Problem to solve:
Scan the lines below and report each one containing "value" by copying it.

Dataset excerpts:
'''
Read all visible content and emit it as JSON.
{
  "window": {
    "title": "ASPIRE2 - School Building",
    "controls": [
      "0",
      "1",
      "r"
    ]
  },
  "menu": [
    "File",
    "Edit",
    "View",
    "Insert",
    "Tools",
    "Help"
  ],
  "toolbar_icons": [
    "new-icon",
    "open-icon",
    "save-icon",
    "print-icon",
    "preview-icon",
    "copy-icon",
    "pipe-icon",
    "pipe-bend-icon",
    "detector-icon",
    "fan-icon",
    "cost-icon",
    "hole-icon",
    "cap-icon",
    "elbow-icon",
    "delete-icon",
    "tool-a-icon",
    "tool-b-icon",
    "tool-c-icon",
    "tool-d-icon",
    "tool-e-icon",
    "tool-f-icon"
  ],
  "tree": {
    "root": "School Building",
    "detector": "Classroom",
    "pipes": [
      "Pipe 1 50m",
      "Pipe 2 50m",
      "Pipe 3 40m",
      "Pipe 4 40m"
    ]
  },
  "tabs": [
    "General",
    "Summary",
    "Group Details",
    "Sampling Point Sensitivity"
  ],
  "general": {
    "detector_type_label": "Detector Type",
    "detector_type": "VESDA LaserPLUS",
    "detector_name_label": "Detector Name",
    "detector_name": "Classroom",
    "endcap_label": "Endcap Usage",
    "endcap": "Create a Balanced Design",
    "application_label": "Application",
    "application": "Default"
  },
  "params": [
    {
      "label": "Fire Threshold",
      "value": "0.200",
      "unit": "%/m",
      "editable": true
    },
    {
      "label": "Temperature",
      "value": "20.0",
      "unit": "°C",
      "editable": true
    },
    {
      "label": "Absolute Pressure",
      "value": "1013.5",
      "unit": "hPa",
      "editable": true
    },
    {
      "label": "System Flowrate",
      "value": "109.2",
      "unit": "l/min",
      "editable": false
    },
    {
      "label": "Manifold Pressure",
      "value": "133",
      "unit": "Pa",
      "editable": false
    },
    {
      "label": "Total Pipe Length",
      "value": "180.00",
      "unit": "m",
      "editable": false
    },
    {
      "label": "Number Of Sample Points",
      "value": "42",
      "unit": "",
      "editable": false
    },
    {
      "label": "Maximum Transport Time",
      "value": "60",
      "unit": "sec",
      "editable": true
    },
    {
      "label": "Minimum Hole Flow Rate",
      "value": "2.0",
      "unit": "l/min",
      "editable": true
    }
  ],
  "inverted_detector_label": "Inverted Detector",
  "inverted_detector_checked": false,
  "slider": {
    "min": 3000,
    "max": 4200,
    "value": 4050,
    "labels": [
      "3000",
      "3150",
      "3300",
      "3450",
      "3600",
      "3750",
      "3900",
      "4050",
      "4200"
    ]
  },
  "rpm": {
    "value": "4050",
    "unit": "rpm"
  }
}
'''
Exercise answer:
      "value": "0.200",
      "value": "20.0",
      "value": "1013.5",
      "value": "109.2",
      "value": "133",
      "value": "180.00",
      "value": "42",
      "value": "60",
      "value": "2.0",
    "value": 4050,
    "value": "4050",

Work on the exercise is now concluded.